--- Goal of the exercise ---
What is needed is an exact copy of the whole listing below, with no pictures.

═══ Record extracts ═══

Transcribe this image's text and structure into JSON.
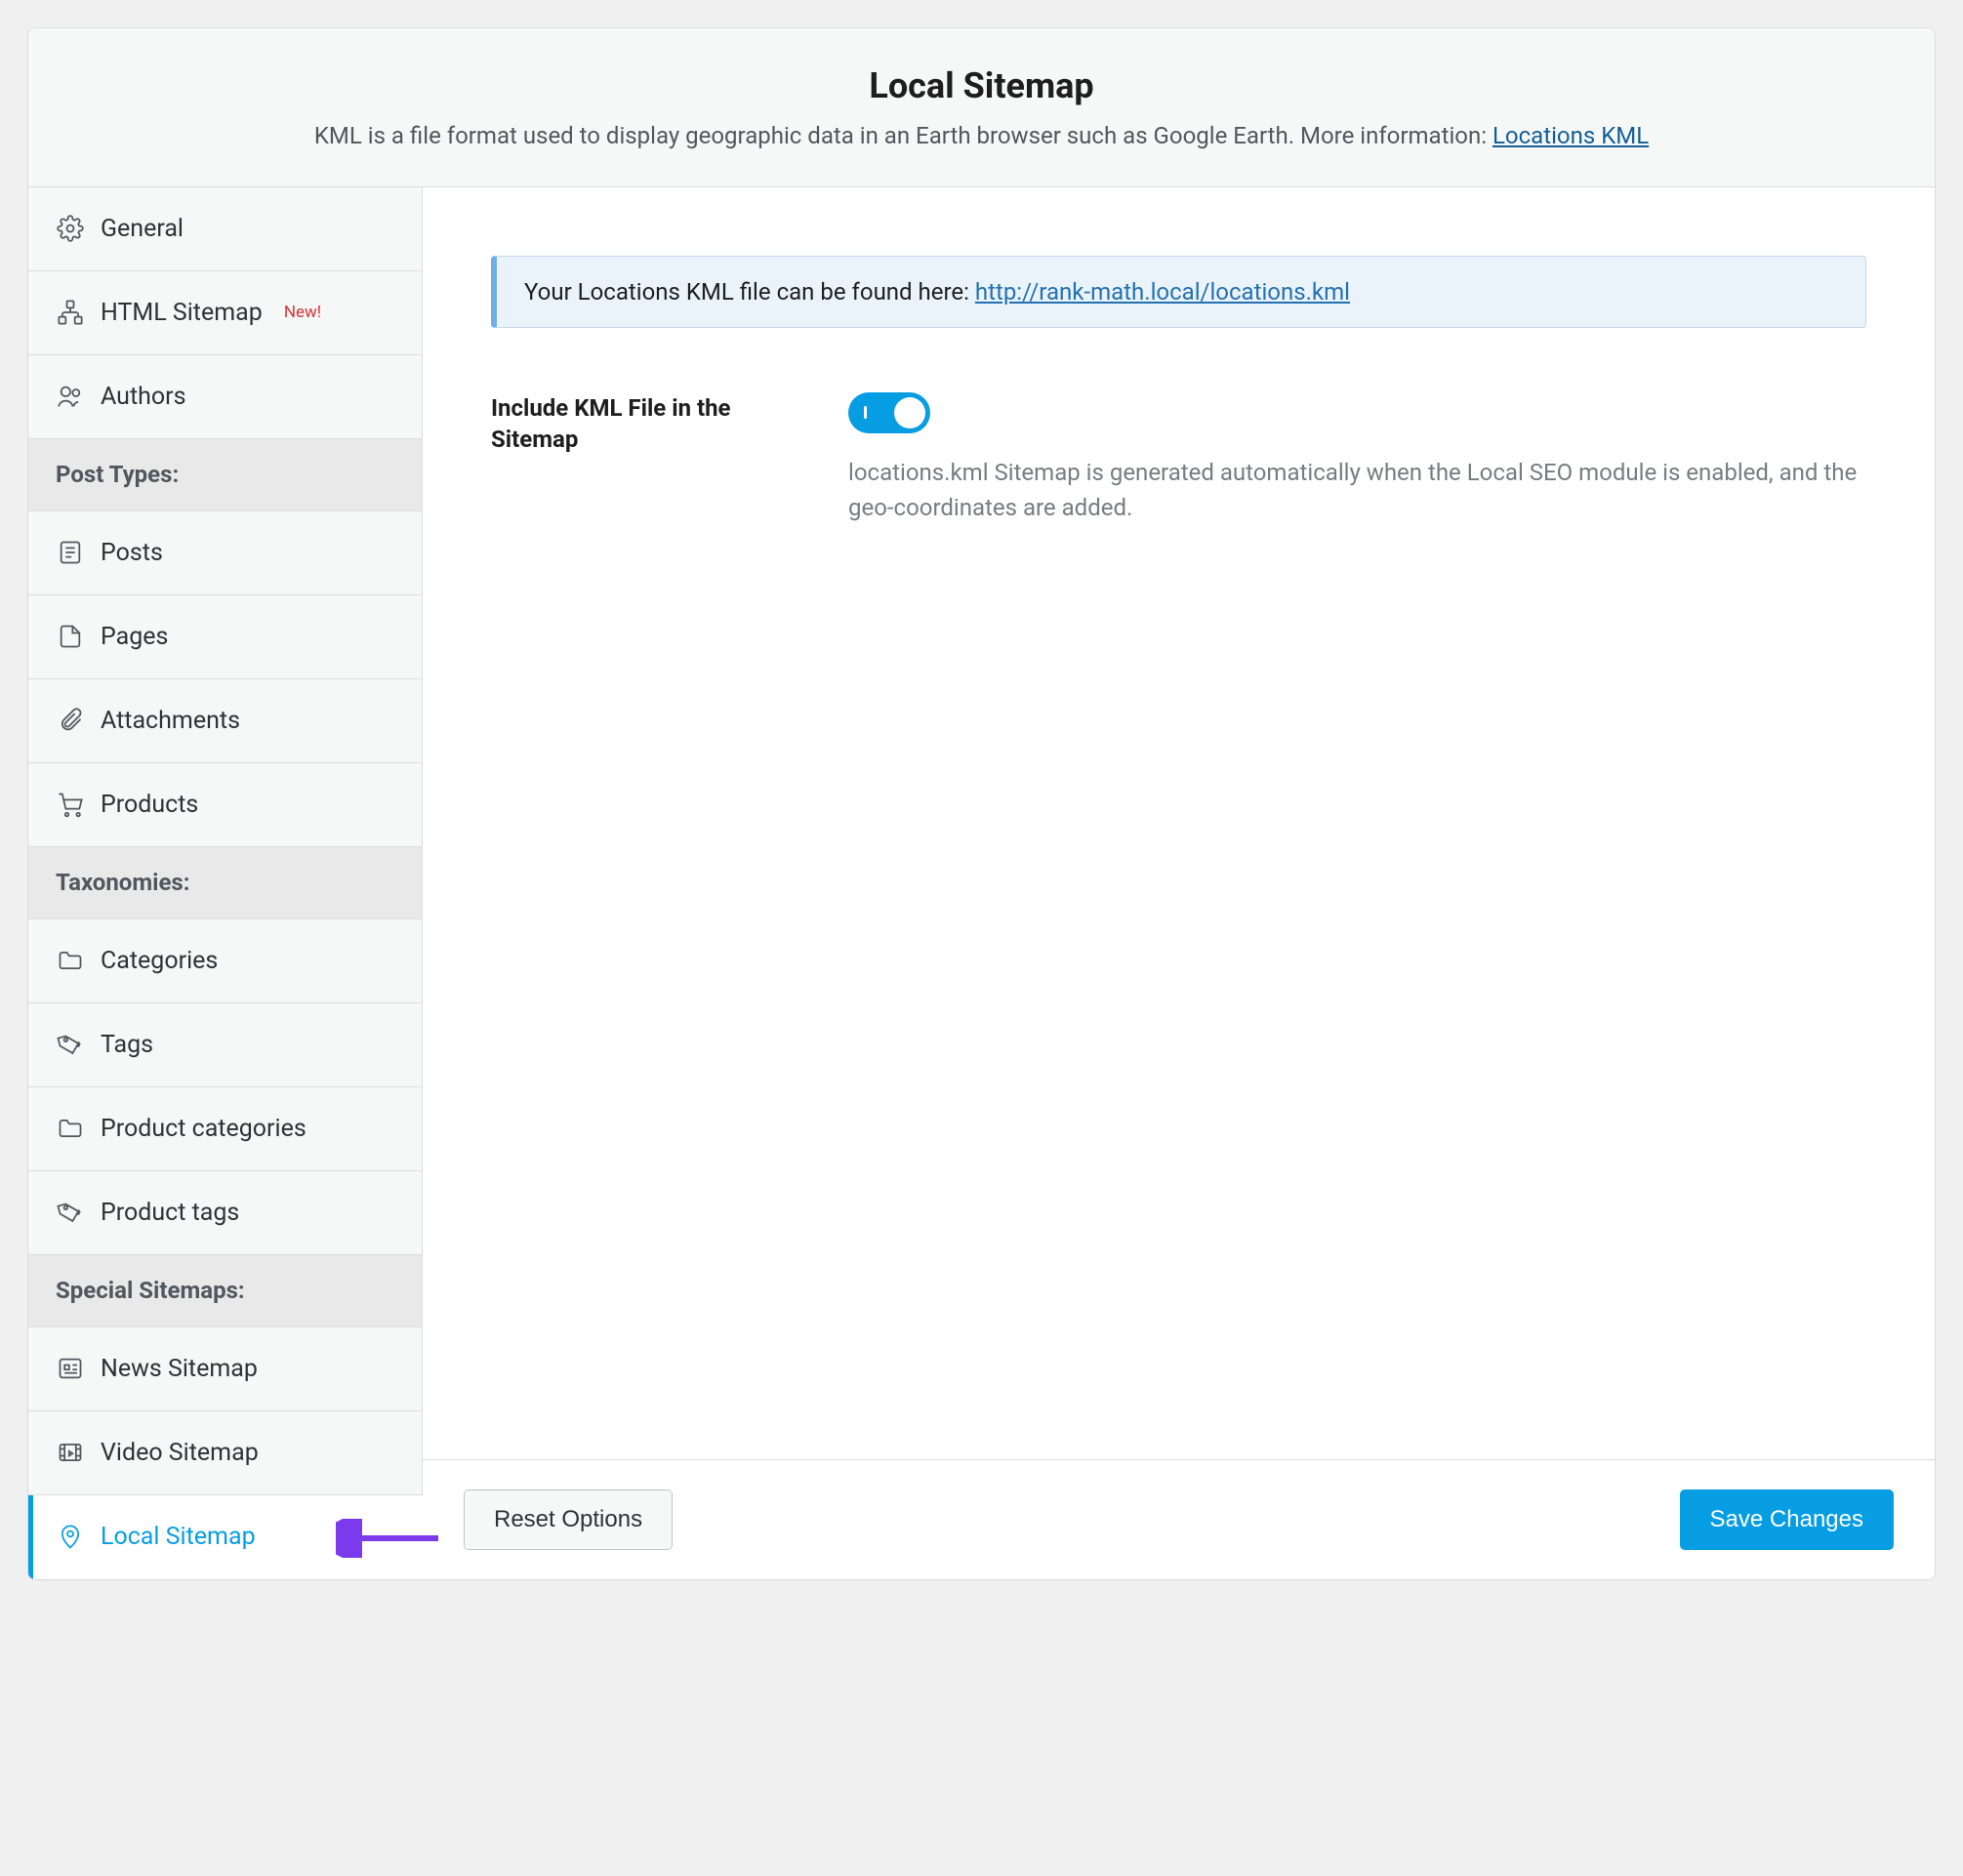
{
  "header": {
    "title": "Local Sitemap",
    "description_prefix": "KML is a file format used to display geographic data in an Earth browser such as Google Earth. More information: ",
    "description_link": "Locations KML"
  },
  "sidebar": {
    "items_top": [
      {
        "label": "General"
      },
      {
        "label": "HTML Sitemap",
        "badge": "New!"
      },
      {
        "label": "Authors"
      }
    ],
    "section_post_types": "Post Types:",
    "items_post_types": [
      {
        "label": "Posts"
      },
      {
        "label": "Pages"
      },
      {
        "label": "Attachments"
      },
      {
        "label": "Products"
      }
    ],
    "section_taxonomies": "Taxonomies:",
    "items_taxonomies": [
      {
        "label": "Categories"
      },
      {
        "label": "Tags"
      },
      {
        "label": "Product categories"
      },
      {
        "label": "Product tags"
      }
    ],
    "section_special": "Special Sitemaps:",
    "items_special": [
      {
        "label": "News Sitemap"
      },
      {
        "label": "Video Sitemap"
      },
      {
        "label": "Local Sitemap"
      }
    ]
  },
  "notice": {
    "text_prefix": "Your Locations KML file can be found here: ",
    "link": "http://rank-math.local/locations.kml"
  },
  "settings": {
    "include_kml": {
      "label": "Include KML File in the Sitemap",
      "description": "locations.kml Sitemap is generated automatically when the Local SEO module is enabled, and the geo-coordinates are added."
    }
  },
  "footer": {
    "reset": "Reset Options",
    "save": "Save Changes"
  }
}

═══

--- Problem solution ---
Transcribe this image's text and structure into JSON.
{
  "header": {
    "title": "Local Sitemap",
    "description_prefix": "KML is a file format used to display geographic data in an Earth browser such as Google Earth. More information: ",
    "description_link": "Locations KML"
  },
  "sidebar": {
    "items_top": [
      {
        "label": "General"
      },
      {
        "label": "HTML Sitemap",
        "badge": "New!"
      },
      {
        "label": "Authors"
      }
    ],
    "section_post_types": "Post Types:",
    "items_post_types": [
      {
        "label": "Posts"
      },
      {
        "label": "Pages"
      },
      {
        "label": "Attachments"
      },
      {
        "label": "Products"
      }
    ],
    "section_taxonomies": "Taxonomies:",
    "items_taxonomies": [
      {
        "label": "Categories"
      },
      {
        "label": "Tags"
      },
      {
        "label": "Product categories"
      },
      {
        "label": "Product tags"
      }
    ],
    "section_special": "Special Sitemaps:",
    "items_special": [
      {
        "label": "News Sitemap"
      },
      {
        "label": "Video Sitemap"
      },
      {
        "label": "Local Sitemap"
      }
    ]
  },
  "notice": {
    "text_prefix": "Your Locations KML file can be found here: ",
    "link": "http://rank-math.local/locations.kml"
  },
  "settings": {
    "include_kml": {
      "label": "Include KML File in the Sitemap",
      "description": "locations.kml Sitemap is generated automatically when the Local SEO module is enabled, and the geo-coordinates are added."
    }
  },
  "footer": {
    "reset": "Reset Options",
    "save": "Save Changes"
  }
}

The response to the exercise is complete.